(Items from an interface collection)

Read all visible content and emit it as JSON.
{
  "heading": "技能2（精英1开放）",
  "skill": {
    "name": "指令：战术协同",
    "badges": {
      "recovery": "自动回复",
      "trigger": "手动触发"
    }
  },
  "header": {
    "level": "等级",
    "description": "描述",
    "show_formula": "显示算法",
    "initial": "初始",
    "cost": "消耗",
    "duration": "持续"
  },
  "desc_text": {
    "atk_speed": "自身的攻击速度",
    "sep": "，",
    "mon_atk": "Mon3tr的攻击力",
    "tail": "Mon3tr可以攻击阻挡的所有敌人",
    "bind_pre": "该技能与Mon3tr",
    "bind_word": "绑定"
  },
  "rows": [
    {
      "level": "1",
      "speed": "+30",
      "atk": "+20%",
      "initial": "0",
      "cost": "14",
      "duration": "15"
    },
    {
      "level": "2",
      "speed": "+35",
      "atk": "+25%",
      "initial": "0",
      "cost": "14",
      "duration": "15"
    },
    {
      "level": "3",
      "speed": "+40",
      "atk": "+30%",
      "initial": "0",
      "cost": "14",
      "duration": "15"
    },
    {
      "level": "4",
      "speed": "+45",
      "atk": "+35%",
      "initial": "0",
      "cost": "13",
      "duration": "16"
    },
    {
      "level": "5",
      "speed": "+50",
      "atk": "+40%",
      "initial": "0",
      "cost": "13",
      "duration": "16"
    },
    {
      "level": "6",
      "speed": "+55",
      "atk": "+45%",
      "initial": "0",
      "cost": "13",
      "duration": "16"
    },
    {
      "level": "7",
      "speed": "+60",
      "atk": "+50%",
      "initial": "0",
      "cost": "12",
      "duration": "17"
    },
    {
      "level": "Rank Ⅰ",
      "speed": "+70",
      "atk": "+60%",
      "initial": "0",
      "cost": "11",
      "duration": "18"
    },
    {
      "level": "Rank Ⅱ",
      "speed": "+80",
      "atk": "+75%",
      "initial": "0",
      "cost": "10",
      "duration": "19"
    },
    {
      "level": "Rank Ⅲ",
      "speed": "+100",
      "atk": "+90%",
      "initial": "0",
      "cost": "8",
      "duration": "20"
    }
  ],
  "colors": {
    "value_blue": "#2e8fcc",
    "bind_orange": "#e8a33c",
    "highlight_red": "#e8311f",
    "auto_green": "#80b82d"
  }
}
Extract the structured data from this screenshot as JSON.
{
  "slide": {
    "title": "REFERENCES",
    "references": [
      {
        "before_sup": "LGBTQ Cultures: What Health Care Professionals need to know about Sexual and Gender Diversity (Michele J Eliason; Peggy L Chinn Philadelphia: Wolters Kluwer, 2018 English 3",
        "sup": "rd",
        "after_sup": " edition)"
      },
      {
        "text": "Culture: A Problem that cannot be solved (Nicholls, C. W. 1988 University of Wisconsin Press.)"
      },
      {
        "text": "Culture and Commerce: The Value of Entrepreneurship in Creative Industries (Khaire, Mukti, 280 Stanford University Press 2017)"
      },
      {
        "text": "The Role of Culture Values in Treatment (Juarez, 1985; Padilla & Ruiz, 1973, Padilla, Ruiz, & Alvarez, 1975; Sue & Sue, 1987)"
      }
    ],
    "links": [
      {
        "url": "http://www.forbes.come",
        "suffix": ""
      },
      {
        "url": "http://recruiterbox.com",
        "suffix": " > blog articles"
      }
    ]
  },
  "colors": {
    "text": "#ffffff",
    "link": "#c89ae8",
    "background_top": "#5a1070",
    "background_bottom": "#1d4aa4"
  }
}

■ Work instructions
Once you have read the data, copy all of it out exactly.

■ Task response
Read all visible content and emit it as JSON.
{
  "heading": "技能2（精英1开放）",
  "skill": {
    "name": "指令：战术协同",
    "badges": {
      "recovery": "自动回复",
      "trigger": "手动触发"
    }
  },
  "header": {
    "level": "等级",
    "description": "描述",
    "show_formula": "显示算法",
    "initial": "初始",
    "cost": "消耗",
    "duration": "持续"
  },
  "desc_text": {
    "atk_speed": "自身的攻击速度",
    "sep": "，",
    "mon_atk": "Mon3tr的攻击力",
    "tail": "Mon3tr可以攻击阻挡的所有敌人",
    "bind_pre": "该技能与Mon3tr",
    "bind_word": "绑定"
  },
  "rows": [
    {
      "level": "1",
      "speed": "+30",
      "atk": "+20%",
      "initial": "0",
      "cost": "14",
      "duration": "15"
    },
    {
      "level": "2",
      "speed": "+35",
      "atk": "+25%",
      "initial": "0",
      "cost": "14",
      "duration": "15"
    },
    {
      "level": "3",
      "speed": "+40",
      "atk": "+30%",
      "initial": "0",
      "cost": "14",
      "duration": "15"
    },
    {
      "level": "4",
      "speed": "+45",
      "atk": "+35%",
      "initial": "0",
      "cost": "13",
      "duration": "16"
    },
    {
      "level": "5",
      "speed": "+50",
      "atk": "+40%",
      "initial": "0",
      "cost": "13",
      "duration": "16"
    },
    {
      "level": "6",
      "speed": "+55",
      "atk": "+45%",
      "initial": "0",
      "cost": "13",
      "duration": "16"
    },
    {
      "level": "7",
      "speed": "+60",
      "atk": "+50%",
      "initial": "0",
      "cost": "12",
      "duration": "17"
    },
    {
      "level": "Rank Ⅰ",
      "speed": "+70",
      "atk": "+60%",
      "initial": "0",
      "cost": "11",
      "duration": "18"
    },
    {
      "level": "Rank Ⅱ",
      "speed": "+80",
      "atk": "+75%",
      "initial": "0",
      "cost": "10",
      "duration": "19"
    },
    {
      "level": "Rank Ⅲ",
      "speed": "+100",
      "atk": "+90%",
      "initial": "0",
      "cost": "8",
      "duration": "20"
    }
  ],
  "colors": {
    "value_blue": "#2e8fcc",
    "bind_orange": "#e8a33c",
    "highlight_red": "#e8311f",
    "auto_green": "#80b82d"
  }
}
Extract the structured data from this screenshot as JSON.
{
  "slide": {
    "title": "REFERENCES",
    "references": [
      {
        "before_sup": "LGBTQ Cultures: What Health Care Professionals need to know about Sexual and Gender Diversity (Michele J Eliason; Peggy L Chinn Philadelphia: Wolters Kluwer, 2018 English 3",
        "sup": "rd",
        "after_sup": " edition)"
      },
      {
        "text": "Culture: A Problem that cannot be solved (Nicholls, C. W. 1988 University of Wisconsin Press.)"
      },
      {
        "text": "Culture and Commerce: The Value of Entrepreneurship in Creative Industries (Khaire, Mukti, 280 Stanford University Press 2017)"
      },
      {
        "text": "The Role of Culture Values in Treatment (Juarez, 1985; Padilla & Ruiz, 1973, Padilla, Ruiz, & Alvarez, 1975; Sue & Sue, 1987)"
      }
    ],
    "links": [
      {
        "url": "http://www.forbes.come",
        "suffix": ""
      },
      {
        "url": "http://recruiterbox.com",
        "suffix": " > blog articles"
      }
    ]
  },
  "colors": {
    "text": "#ffffff",
    "link": "#c89ae8",
    "background_top": "#5a1070",
    "background_bottom": "#1d4aa4"
  }
}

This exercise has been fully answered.